**Task:** Search the records for the word "章节正文" and copy every line in which it occurs.

**Data shown:**
===
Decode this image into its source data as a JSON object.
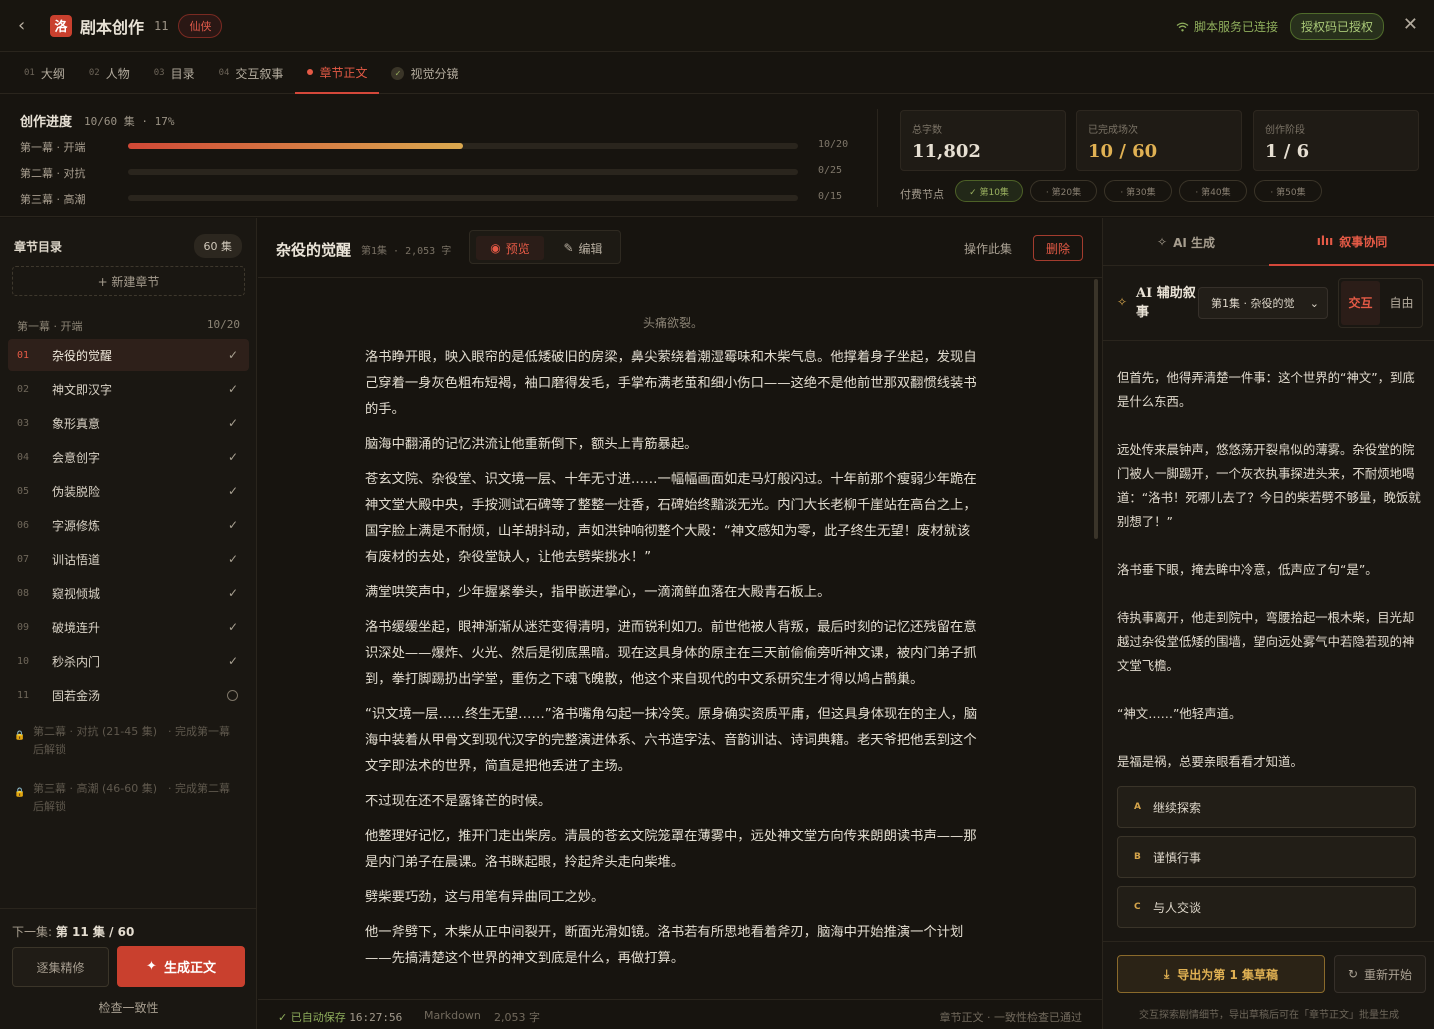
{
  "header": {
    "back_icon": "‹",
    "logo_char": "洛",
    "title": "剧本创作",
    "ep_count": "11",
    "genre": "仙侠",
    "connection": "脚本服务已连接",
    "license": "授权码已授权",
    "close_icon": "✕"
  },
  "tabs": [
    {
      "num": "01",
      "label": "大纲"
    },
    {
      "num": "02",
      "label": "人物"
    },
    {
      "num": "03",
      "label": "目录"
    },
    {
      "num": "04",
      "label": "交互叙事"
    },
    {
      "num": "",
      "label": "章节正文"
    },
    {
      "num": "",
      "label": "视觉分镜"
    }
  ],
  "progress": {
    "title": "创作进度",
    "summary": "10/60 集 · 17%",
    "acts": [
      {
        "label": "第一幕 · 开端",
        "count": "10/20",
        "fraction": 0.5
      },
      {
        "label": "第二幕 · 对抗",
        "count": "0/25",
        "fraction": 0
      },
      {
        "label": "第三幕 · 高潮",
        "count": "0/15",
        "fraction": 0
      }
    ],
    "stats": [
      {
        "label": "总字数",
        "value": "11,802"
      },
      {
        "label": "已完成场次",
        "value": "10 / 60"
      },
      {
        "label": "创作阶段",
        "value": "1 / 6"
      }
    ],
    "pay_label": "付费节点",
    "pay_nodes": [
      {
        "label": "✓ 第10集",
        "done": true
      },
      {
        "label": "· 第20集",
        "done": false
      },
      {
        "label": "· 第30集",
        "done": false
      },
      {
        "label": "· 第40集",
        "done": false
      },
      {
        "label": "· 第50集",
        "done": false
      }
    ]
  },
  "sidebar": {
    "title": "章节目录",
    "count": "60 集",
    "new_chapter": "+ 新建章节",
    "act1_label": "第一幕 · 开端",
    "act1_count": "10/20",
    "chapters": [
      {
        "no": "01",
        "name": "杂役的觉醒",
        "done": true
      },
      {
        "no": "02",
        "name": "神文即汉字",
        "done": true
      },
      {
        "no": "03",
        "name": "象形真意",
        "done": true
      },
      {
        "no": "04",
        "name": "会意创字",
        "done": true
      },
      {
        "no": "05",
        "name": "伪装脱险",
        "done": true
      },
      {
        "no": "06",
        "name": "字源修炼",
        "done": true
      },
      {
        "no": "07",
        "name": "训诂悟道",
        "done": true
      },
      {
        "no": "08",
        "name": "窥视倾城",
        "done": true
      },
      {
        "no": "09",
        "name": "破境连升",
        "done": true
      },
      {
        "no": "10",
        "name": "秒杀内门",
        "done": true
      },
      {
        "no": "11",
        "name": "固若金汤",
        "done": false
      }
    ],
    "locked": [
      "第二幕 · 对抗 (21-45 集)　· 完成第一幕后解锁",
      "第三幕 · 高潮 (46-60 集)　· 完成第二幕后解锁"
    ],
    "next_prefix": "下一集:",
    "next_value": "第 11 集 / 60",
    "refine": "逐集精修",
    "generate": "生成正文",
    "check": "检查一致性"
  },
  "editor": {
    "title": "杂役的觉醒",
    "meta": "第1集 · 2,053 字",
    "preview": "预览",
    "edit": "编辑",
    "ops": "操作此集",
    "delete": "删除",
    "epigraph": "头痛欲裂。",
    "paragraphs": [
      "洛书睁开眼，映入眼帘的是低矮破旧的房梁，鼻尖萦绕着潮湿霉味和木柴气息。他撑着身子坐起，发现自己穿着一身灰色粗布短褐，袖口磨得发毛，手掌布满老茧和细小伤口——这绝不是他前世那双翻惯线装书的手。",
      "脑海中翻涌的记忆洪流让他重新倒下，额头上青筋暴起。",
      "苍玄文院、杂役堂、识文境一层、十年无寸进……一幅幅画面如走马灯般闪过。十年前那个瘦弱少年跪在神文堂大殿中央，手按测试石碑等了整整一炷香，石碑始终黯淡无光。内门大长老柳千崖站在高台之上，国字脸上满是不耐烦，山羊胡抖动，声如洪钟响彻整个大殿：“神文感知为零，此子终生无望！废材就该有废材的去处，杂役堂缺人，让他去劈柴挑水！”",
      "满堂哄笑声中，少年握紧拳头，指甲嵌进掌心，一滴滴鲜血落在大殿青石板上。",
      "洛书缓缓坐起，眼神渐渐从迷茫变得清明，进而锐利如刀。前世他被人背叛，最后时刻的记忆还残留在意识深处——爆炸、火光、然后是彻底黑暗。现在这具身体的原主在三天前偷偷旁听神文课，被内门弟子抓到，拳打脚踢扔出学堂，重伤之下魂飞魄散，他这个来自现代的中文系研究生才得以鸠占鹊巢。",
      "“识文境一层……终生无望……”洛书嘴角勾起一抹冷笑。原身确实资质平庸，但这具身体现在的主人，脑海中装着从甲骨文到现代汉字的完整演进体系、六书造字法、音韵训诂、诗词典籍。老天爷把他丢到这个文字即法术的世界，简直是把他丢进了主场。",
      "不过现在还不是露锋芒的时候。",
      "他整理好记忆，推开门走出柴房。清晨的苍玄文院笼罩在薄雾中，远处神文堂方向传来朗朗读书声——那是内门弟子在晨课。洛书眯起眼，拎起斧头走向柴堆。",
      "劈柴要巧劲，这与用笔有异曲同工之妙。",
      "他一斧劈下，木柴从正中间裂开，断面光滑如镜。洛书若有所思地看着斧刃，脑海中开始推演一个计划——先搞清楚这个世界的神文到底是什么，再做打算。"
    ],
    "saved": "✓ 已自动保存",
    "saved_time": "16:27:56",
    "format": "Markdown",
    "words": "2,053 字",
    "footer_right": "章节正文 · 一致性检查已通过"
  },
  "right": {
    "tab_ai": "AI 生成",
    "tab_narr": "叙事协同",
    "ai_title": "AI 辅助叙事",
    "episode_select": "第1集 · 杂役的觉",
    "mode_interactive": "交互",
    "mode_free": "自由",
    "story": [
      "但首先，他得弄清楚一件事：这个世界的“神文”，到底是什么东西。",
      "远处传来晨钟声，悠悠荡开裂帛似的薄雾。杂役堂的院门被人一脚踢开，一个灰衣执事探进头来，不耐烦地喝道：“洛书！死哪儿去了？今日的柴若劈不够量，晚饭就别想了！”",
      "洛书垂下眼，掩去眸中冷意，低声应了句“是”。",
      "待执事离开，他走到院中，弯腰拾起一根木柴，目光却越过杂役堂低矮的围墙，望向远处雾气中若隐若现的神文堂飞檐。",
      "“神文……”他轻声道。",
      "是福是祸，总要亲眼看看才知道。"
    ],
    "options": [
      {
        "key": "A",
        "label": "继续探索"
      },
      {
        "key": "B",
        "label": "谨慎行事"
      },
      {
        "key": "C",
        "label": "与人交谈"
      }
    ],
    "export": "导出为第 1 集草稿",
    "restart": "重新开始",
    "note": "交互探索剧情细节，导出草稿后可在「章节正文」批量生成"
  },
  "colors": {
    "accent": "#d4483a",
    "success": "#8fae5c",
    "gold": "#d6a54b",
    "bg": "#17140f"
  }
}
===
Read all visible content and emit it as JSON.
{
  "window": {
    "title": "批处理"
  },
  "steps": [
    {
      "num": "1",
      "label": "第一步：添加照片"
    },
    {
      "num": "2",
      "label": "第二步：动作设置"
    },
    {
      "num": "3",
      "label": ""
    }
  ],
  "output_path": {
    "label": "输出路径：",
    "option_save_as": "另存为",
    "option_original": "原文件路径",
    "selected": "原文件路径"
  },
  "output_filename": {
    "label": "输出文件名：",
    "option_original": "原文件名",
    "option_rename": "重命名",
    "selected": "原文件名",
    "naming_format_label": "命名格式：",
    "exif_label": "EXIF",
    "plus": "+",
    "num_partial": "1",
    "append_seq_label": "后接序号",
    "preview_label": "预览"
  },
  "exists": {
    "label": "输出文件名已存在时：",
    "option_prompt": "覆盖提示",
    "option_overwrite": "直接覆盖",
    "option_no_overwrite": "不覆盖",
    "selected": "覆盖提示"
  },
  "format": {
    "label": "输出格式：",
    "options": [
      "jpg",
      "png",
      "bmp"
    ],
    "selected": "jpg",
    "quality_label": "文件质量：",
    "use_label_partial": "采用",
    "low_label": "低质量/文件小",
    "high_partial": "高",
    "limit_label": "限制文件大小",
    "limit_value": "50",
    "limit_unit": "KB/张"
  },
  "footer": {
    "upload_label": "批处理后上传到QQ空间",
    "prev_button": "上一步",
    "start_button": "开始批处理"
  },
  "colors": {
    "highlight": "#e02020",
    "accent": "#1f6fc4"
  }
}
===
**Answer below:**
      "label": "章节正文"
    "footer_right": "章节正文 · 一致性检查已通过"
    "note": "交互探索剧情细节，导出草稿后可在「章节正文」批量生成"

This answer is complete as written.